## EXERCISE GOAL
Please copy out each line of the entries in which "name" appears.

## EXERCISE INPUT
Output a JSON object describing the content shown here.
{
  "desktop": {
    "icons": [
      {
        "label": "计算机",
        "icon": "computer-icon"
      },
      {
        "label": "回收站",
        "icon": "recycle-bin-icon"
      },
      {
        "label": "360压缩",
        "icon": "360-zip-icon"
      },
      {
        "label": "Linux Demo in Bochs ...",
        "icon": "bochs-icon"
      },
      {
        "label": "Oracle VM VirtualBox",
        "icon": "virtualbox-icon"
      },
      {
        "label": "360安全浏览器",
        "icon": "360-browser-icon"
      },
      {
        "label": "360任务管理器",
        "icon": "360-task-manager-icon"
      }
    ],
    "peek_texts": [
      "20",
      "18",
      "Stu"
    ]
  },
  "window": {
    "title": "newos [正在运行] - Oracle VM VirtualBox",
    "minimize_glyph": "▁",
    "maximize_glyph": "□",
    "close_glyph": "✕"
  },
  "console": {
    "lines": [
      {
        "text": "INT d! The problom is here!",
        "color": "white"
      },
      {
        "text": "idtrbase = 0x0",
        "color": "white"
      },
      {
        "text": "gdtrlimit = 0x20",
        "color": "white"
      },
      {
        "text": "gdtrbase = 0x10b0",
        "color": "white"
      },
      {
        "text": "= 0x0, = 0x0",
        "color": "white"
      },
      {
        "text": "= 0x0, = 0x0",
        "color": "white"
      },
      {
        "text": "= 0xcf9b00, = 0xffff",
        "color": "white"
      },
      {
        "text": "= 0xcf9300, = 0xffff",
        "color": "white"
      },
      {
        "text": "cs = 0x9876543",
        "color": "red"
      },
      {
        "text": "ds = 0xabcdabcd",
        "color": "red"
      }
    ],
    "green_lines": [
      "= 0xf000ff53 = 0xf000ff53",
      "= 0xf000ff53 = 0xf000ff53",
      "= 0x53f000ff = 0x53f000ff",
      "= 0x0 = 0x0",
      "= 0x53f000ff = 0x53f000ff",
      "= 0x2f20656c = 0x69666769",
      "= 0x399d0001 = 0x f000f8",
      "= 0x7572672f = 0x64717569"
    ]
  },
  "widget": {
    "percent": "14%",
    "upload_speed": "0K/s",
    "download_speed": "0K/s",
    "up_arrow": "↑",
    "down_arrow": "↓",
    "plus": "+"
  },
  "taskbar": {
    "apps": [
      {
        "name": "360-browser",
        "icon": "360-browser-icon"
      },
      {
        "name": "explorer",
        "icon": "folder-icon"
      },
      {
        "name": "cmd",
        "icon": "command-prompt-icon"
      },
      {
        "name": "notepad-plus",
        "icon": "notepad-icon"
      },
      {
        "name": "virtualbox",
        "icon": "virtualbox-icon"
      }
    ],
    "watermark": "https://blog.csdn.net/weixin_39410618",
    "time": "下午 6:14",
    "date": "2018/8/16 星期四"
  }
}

## RESULT BELOW
        "name": "360-browser",
        "name": "explorer",
        "name": "cmd",
        "name": "notepad-plus",
        "name": "virtualbox",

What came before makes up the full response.